The departure of Premier Foods chairman David Kappler heralds a new round of cost-cutting as shareholders look for faster debt repayment, City figures have warned.

Kappler, chairman since Premier's flotation in 2004, announced on Monday he would step down later this year once a successor had been appointed. Premier said the decision was voluntary and had not contrary to speculation been the result of any shareholder pressure.

Senior City sources said shareholders would expect the new chairman to cut Premier's heavy debt burden more rapidly. Two weeks ago, Premier released a trading update warning profits would be "at the bottom end" of forecasts, leading Premier's share price to fall a further 14% leaving shares 90% below their 2008 levels.

"Premier needs to tackle its debt before it can generate serious profits," said one financial source. "It's not in a position to do this by selling off brands. Hovis is performing well, but has rivals with deep pockets running tight ships. Who'd want to enter that market?

"The result is that to pay off debt quicker, the company will have to get ruthless on costs and that could mean cutting staff."

Premier Foods manufacturing staff said there were signs belt-tightening had already begun.

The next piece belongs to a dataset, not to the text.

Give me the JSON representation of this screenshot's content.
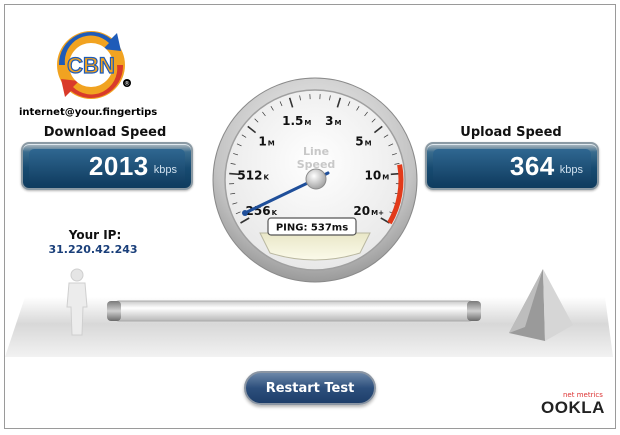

Some have reported loss of privileges and tightening on discipline in the business, which has traditionally enjoyed good staff relations.

One union official told The Grocer that management had contacted several union reps and staff, including himself, to stress the need for commercial confidentiality. He said he was told not to discuss any company information publicly, a move he believed could signal potential job losses or plant closures.

Analysts suggested Kappler's departure could fuel unhappiness in the City with Premier management, including CEO Robert Schofield. However, others said Schofield continued to enjoy good relations with key shareholders, particularly Warburg Pincus, who took a major stake following last year's debt restructuring.